__TASK STATEMENT__. Needed from the entries below: every line that holds the word "letter".

Data items:
[Start of Attachment]
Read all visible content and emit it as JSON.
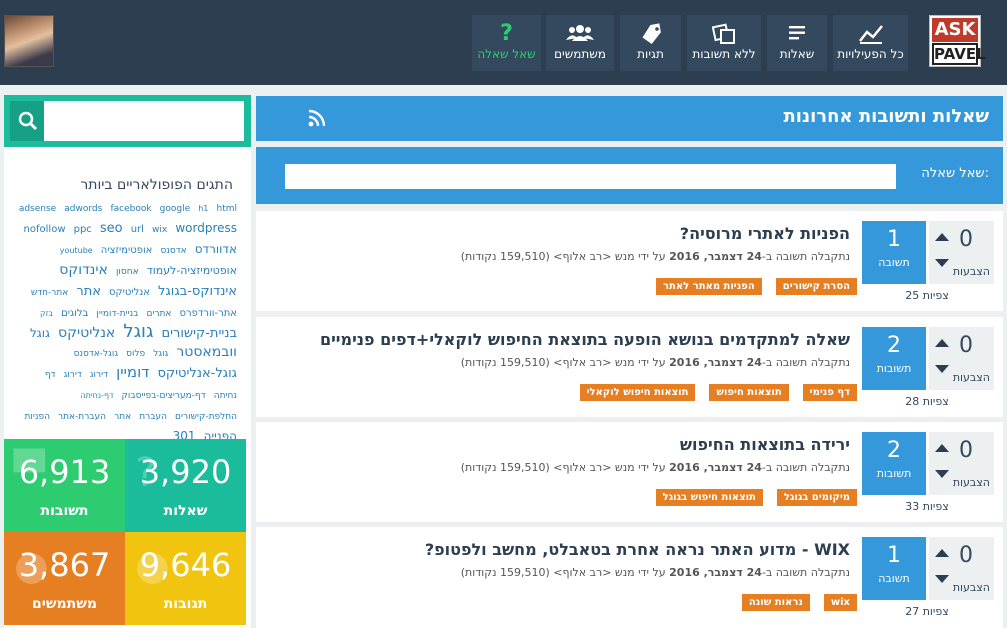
{
  "logo": {
    "line1": "ASK",
    "line2": "PAVEL"
  },
  "nav": [
    {
      "label": "כל הפעילויות",
      "icon": "activity-icon"
    },
    {
      "label": "שאלות",
      "icon": "list-icon"
    },
    {
      "label": "ללא תשובות",
      "icon": "unanswered-icon"
    },
    {
      "label": "תגיות",
      "icon": "tag-icon"
    },
    {
      "label": "משתמשים",
      "icon": "users-icon"
    },
    {
      "label": "שאל שאלה",
      "icon": "question-icon"
    }
  ],
  "main": {
    "title": "שאלות ותשובות אחרונות",
    "ask_label": "שאל שאלה:"
  },
  "questions": [
    {
      "title": "הפניות לאתרי מרוסיה?",
      "votes": "0",
      "votes_label": "הצבעות",
      "answers": "1",
      "answers_label": "תשובה",
      "views": "25 צפיות",
      "meta_pre": "נתקבלה תשובה ב-",
      "meta_date": "24 דצמבר, 2016",
      "meta_post": "על ידי מנש <רב אלוף> (159,510 נקודות)",
      "tags": [
        "הסרת קישורים",
        "הפניות מאתר לאתר"
      ]
    },
    {
      "title": "שאלה למתקדמים בנושא הופעה בתוצאת החיפוש לוקאלי+דפים פנימיים",
      "votes": "0",
      "votes_label": "הצבעות",
      "answers": "2",
      "answers_label": "תשובות",
      "views": "28 צפיות",
      "meta_pre": "נתקבלה תשובה ב-",
      "meta_date": "24 דצמבר, 2016",
      "meta_post": "על ידי מנש <רב אלוף> (159,510 נקודות)",
      "tags": [
        "דף פנימי",
        "תוצאות חיפוש",
        "תוצאות חיפוש לוקאלי"
      ]
    },
    {
      "title": "ירידה בתוצאות החיפוש",
      "votes": "0",
      "votes_label": "הצבעות",
      "answers": "2",
      "answers_label": "תשובות",
      "views": "33 צפיות",
      "meta_pre": "נתקבלה תשובה ב-",
      "meta_date": "24 דצמבר, 2016",
      "meta_post": "על ידי מנש <רב אלוף> (159,510 נקודות)",
      "tags": [
        "מיקומים בגוגל",
        "תוצאות חיפוש בגוגל"
      ]
    },
    {
      "title": "WIX - מדוע האתר נראה אחרת בטאבלט, מחשב ולפטופ?",
      "votes": "0",
      "votes_label": "הצבעות",
      "answers": "1",
      "answers_label": "תשובה",
      "views": "27 צפיות",
      "meta_pre": "נתקבלה תשובה ב-",
      "meta_date": "24 דצמבר, 2016",
      "meta_post": "על ידי מנש <רב אלוף> (159,510 נקודות)",
      "tags": [
        "wix",
        "נראות שונה"
      ]
    }
  ],
  "sidebar": {
    "tags_title": "התגים הפופולאריים ביותר",
    "cloud": [
      [
        "adsense",
        "9"
      ],
      [
        "adwords",
        "9"
      ],
      [
        "facebook",
        "9"
      ],
      [
        "google",
        "9"
      ],
      [
        "h1",
        "8"
      ],
      [
        "html",
        "9"
      ],
      [
        "nofollow",
        "10"
      ],
      [
        "ppc",
        "10"
      ],
      [
        "seo",
        "13"
      ],
      [
        "url",
        "10"
      ],
      [
        "wix",
        "9"
      ],
      [
        "wordpress",
        "12"
      ],
      [
        "אדוורדס",
        "12"
      ],
      [
        "אדסנס",
        "9"
      ],
      [
        "אופטימיזציה",
        "10"
      ],
      [
        "youtube",
        "8"
      ],
      [
        "אופטימיזציה-לעמוד",
        "11"
      ],
      [
        "אחסון",
        "9"
      ],
      [
        "אינדוקס",
        "14"
      ],
      [
        "אינדוקס-בגוגל",
        "13"
      ],
      [
        "אנליטיקס",
        "10"
      ],
      [
        "אתר",
        "13"
      ],
      [
        "אתר-חדש",
        "9"
      ],
      [
        "אתר-וורדפרס",
        "10"
      ],
      [
        "אתרים",
        "9"
      ],
      [
        "בניית-דומיין",
        "9"
      ],
      [
        "בלוגים",
        "10"
      ],
      [
        "בזק",
        "8"
      ],
      [
        "בניית-קישורים",
        "13"
      ],
      [
        "גוגל",
        "18"
      ],
      [
        "אנליטיקס",
        "14"
      ],
      [
        "גוגל",
        "12"
      ],
      [
        "וובמאסטר",
        "14"
      ],
      [
        "גוגל",
        "9"
      ],
      [
        "פלוס",
        "9"
      ],
      [
        "גוגל-אדסנס",
        "9"
      ],
      [
        "גוגל-אנליטיקס",
        "13"
      ],
      [
        "דומיין",
        "15"
      ],
      [
        "דירוג",
        "9"
      ],
      [
        "דירוג",
        "9"
      ],
      [
        "דף",
        "9"
      ],
      [
        "נחיתה",
        "9"
      ],
      [
        "דף-מעריצים-בפייסבוק",
        "9"
      ],
      [
        "דף-נחיתה",
        "8"
      ],
      [
        "החלפת-קישורים",
        "9"
      ],
      [
        "העברת",
        "9"
      ],
      [
        "אתר",
        "9"
      ],
      [
        "העברת-אתר",
        "9"
      ],
      [
        "הפניות",
        "9"
      ],
      [
        "הפנייה",
        "12"
      ],
      [
        "301",
        "12"
      ]
    ],
    "stats": [
      {
        "num": "3,920",
        "label": "שאלות",
        "color": "#1abc9c",
        "icon": "question-icon"
      },
      {
        "num": "6,913",
        "label": "תשובות",
        "color": "#2ecc71",
        "icon": "answer-icon"
      },
      {
        "num": "9,646",
        "label": "תגובות",
        "color": "#f1c40f",
        "icon": "comment-icon"
      },
      {
        "num": "3,867",
        "label": "משתמשים",
        "color": "#e67e22",
        "icon": "users-icon"
      }
    ]
  }
}
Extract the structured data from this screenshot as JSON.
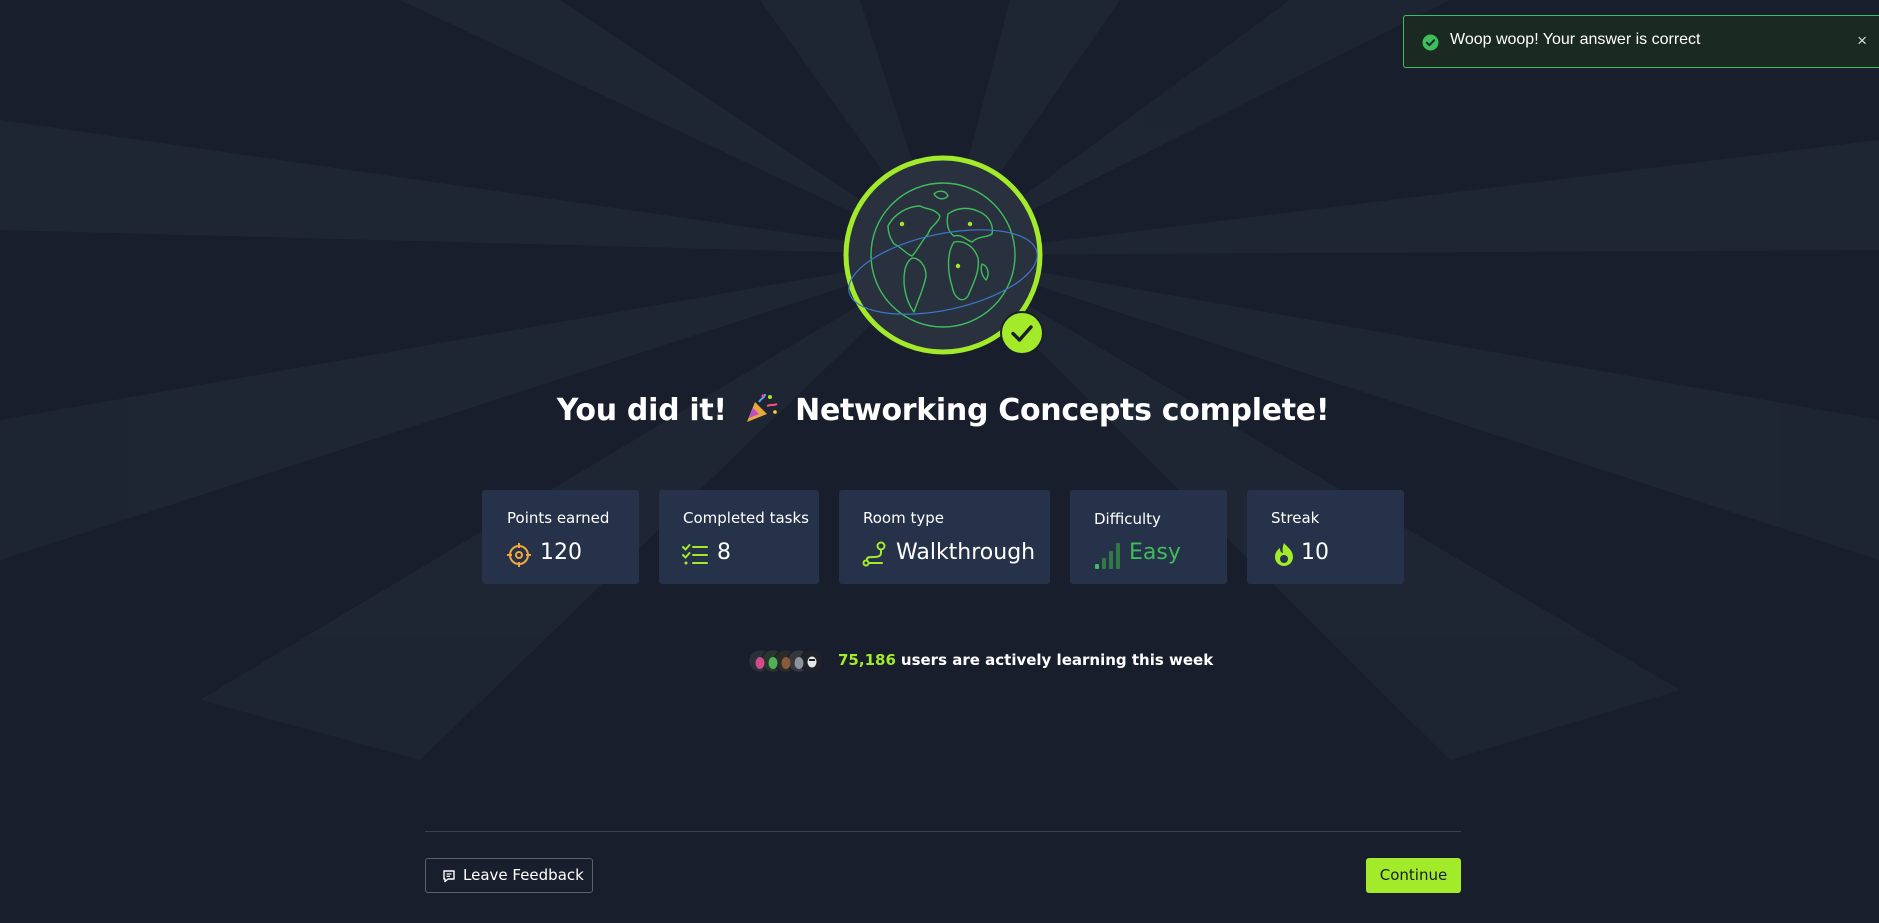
{
  "toast": {
    "message": "Woop woop! Your answer is correct",
    "close_label": "×",
    "icon": "check-circle-icon",
    "accent": "#3dbd5b"
  },
  "completion": {
    "headline_prefix": "You did it!",
    "headline_suffix": "Networking Concepts complete!",
    "badge_icon": "globe-icon",
    "check_icon": "checkmark-icon",
    "accent": "#a3ea2a"
  },
  "stats": {
    "points": {
      "label": "Points earned",
      "value": "120",
      "icon": "target-icon"
    },
    "tasks": {
      "label": "Completed tasks",
      "value": "8",
      "icon": "checklist-icon"
    },
    "room_type": {
      "label": "Room type",
      "value": "Walkthrough",
      "icon": "route-icon"
    },
    "difficulty": {
      "label": "Difficulty",
      "value": "Easy",
      "icon": "signal-bars-icon",
      "color": "#3dbd5b"
    },
    "streak": {
      "label": "Streak",
      "value": "10",
      "icon": "flame-icon"
    }
  },
  "active_users": {
    "count": "75,186",
    "text": "users are actively learning this week"
  },
  "footer": {
    "feedback_label": "Leave Feedback",
    "continue_label": "Continue"
  }
}
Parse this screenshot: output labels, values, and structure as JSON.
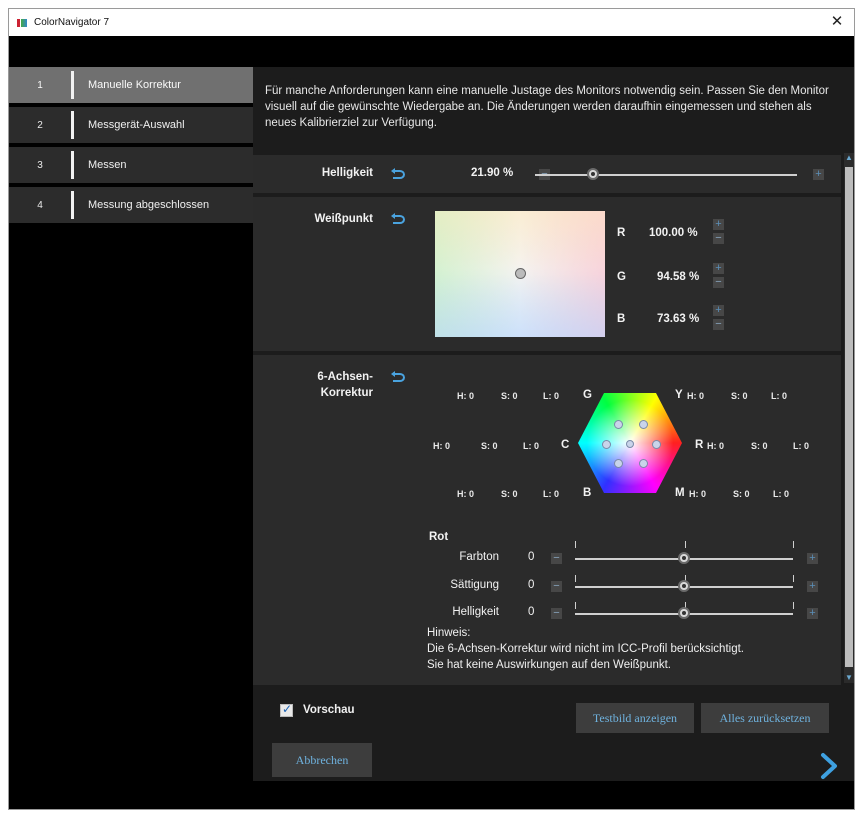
{
  "window": {
    "title": "ColorNavigator 7"
  },
  "sidebar": {
    "items": [
      {
        "number": "1",
        "label": "Manuelle Korrektur",
        "active": true
      },
      {
        "number": "2",
        "label": "Messgerät-Auswahl",
        "active": false
      },
      {
        "number": "3",
        "label": "Messen",
        "active": false
      },
      {
        "number": "4",
        "label": "Messung abgeschlossen",
        "active": false
      }
    ]
  },
  "intro": "Für manche Anforderungen kann eine manuelle Justage des Monitors notwendig sein. Passen Sie den Monitor visuell auf die gewünschte Wiedergabe an. Die Änderungen werden daraufhin eingemessen und stehen als neues Kalibrierziel zur Verfügung.",
  "brightness": {
    "label": "Helligkeit",
    "value": "21.90 %",
    "level": 0.22
  },
  "whitepoint": {
    "label": "Weißpunkt",
    "channels": [
      {
        "name": "R",
        "value": "100.00 %"
      },
      {
        "name": "G",
        "value": "94.58 %"
      },
      {
        "name": "B",
        "value": "73.63 %"
      }
    ]
  },
  "axis6": {
    "label_line1": "6-Achsen-",
    "label_line2": "Korrektur",
    "axes": {
      "G": {
        "letter": "G",
        "h": "H: 0",
        "s": "S: 0",
        "l": "L: 0"
      },
      "Y": {
        "letter": "Y",
        "h": "H: 0",
        "s": "S: 0",
        "l": "L: 0"
      },
      "C": {
        "letter": "C",
        "h": "H: 0",
        "s": "S: 0",
        "l": "L: 0"
      },
      "R": {
        "letter": "R",
        "h": "H: 0",
        "s": "S: 0",
        "l": "L: 0"
      },
      "B": {
        "letter": "B",
        "h": "H: 0",
        "s": "S: 0",
        "l": "L: 0"
      },
      "M": {
        "letter": "M",
        "h": "H: 0",
        "s": "S: 0",
        "l": "L: 0"
      }
    },
    "selected_color": "Rot",
    "sliders": [
      {
        "label": "Farbton",
        "value": "0",
        "level": 0.5
      },
      {
        "label": "Sättigung",
        "value": "0",
        "level": 0.5
      },
      {
        "label": "Helligkeit",
        "value": "0",
        "level": 0.5
      }
    ]
  },
  "note": {
    "heading": "Hinweis:",
    "line1": "Die 6-Achsen-Korrektur wird nicht im ICC-Profil berücksichtigt.",
    "line2": "Sie hat keine Auswirkungen auf den Weißpunkt."
  },
  "footer": {
    "preview_label": "Vorschau",
    "preview_checked": true,
    "show_test_image": "Testbild anzeigen",
    "reset_all": "Alles zurücksetzen",
    "cancel": "Abbrechen"
  },
  "colors": {
    "accent": "#6fb2de",
    "panel": "#2b2b2b",
    "sidebar_active": "#707070"
  }
}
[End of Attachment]
__YOUR RESPONSE__.
        "letter": "G",
        "letter": "Y",
        "letter": "C",
        "letter": "R",
        "letter": "B",
        "letter": "M",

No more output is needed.